“One of the most difficult things to do is to infuse in young people a sense of empathy and a larger world…to give them a perspective that is more macro and less narcissistic,” Jon Stewart said in his recent interview with Ronan Farrow.
Farrow, when asked how he came by his desire to make a positive difference in the world, replied that it was growing up in a “mini-United Nations” sort of family (many of his 13 siblings were adopted from all over the world, some with serious physical or mental disabilities) that gave him the desire to become an agent for positive change on a worldwide scale.
Mia did something right to have set such a force in motion!
Ronan Farrow was a prodigy, going to college at my home institution, Bard College at Simon’s Rock, at the tender age of 11. Although I never had him in class, I remember seeing him on campus, his bright blond hair always a stand-out, his small frame bent beneath a heavy backpack of books.
He went on to Yale Law School at 18, after serving a two-year stint as a youth ambassador at the United Nations; then became a Rhodes Scholar, worked at the State Department, and is now about to launch his own cable news show.
At 26, he’s done more than most of us will ever do.
I am quite impressed by the agenda he’s set for his show.
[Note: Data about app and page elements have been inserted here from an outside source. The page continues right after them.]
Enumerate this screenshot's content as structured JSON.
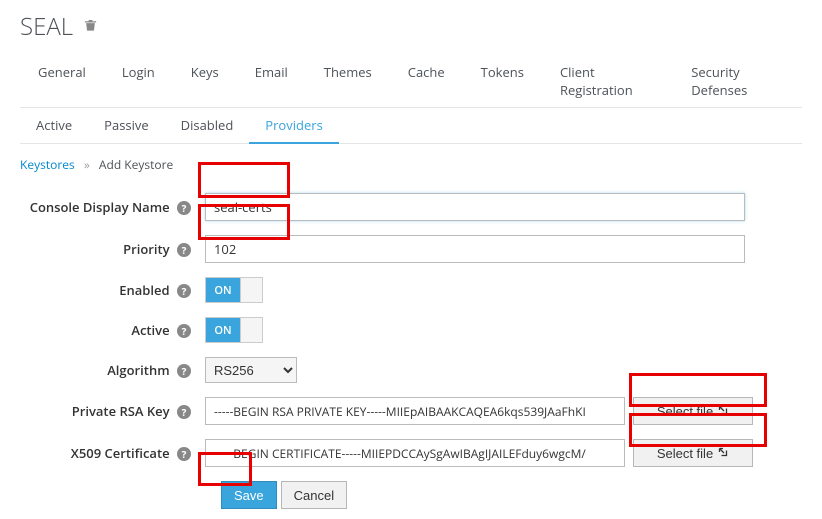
{
  "page": {
    "title": "SEAL"
  },
  "tabs_main": [
    "General",
    "Login",
    "Keys",
    "Email",
    "Themes",
    "Cache",
    "Tokens",
    "Client Registration",
    "Security Defenses"
  ],
  "tabs_sub": [
    "Active",
    "Passive",
    "Disabled",
    "Providers"
  ],
  "tabs_sub_active": 3,
  "breadcrumb": {
    "parent": "Keystores",
    "current": "Add Keystore"
  },
  "form": {
    "display_name": {
      "label": "Console Display Name",
      "value": "seal-certs"
    },
    "priority": {
      "label": "Priority",
      "value": "102"
    },
    "enabled": {
      "label": "Enabled",
      "value": "ON"
    },
    "active": {
      "label": "Active",
      "value": "ON"
    },
    "algorithm": {
      "label": "Algorithm",
      "value": "RS256"
    },
    "private_key": {
      "label": "Private RSA Key",
      "value": "-----BEGIN RSA PRIVATE KEY-----MIIEpAIBAAKCAQEA6kqs539JAaFhKI",
      "button": "Select file"
    },
    "x509": {
      "label": "X509 Certificate",
      "value": "-----BEGIN CERTIFICATE-----MIIEPDCCAySgAwIBAgIJAILEFduy6wgcM/",
      "button": "Select file"
    }
  },
  "buttons": {
    "save": "Save",
    "cancel": "Cancel"
  }
}
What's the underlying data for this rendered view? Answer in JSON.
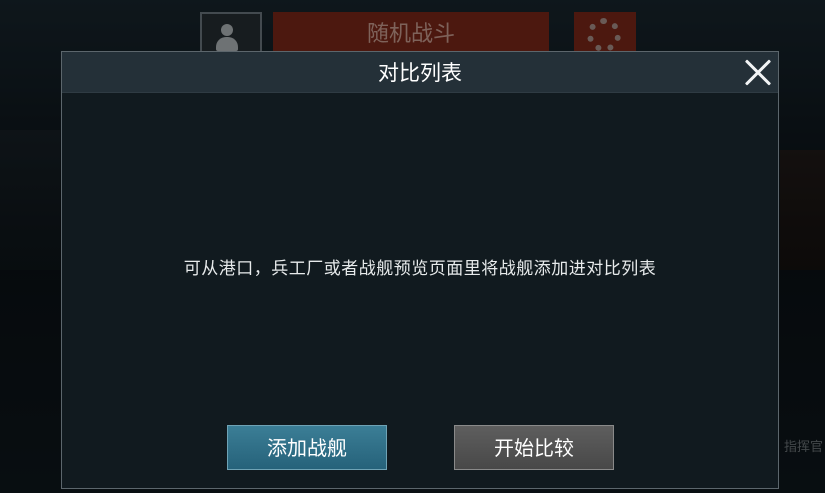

It will be news aimed at a youth audience, specifically designed to spark the empathy Stewart referred to, and not only that but to give his audience concrete options for taking action on the issues and situations presented.
Every show will have a “call to action,” Farrow said, and “a menu of things to do”; ways “to move the needle” on important issues.
I have noticed from my years of working with young people on social and environmental justice issues that they get very impatient and turned-off by discussions of problems that don’t also include solutions, preferably along with ways that they can get involved in moving the solutions forward.
It must be his twenty-something instinct that is prompting Ronan Farrow to put his talents and connections to work in creating just the kind of show his own generation is longing for.
It will have the celebrity pizzazz that his handsome face and famous name brings; the erudition and seriousness of purpose that his education and professional experience has provided; and with any luck, it will be a real beacon of active hope for millions of potential young change agents.
Go Ronan! It is great to see a young person who is so clearly in the flow of living his purpose.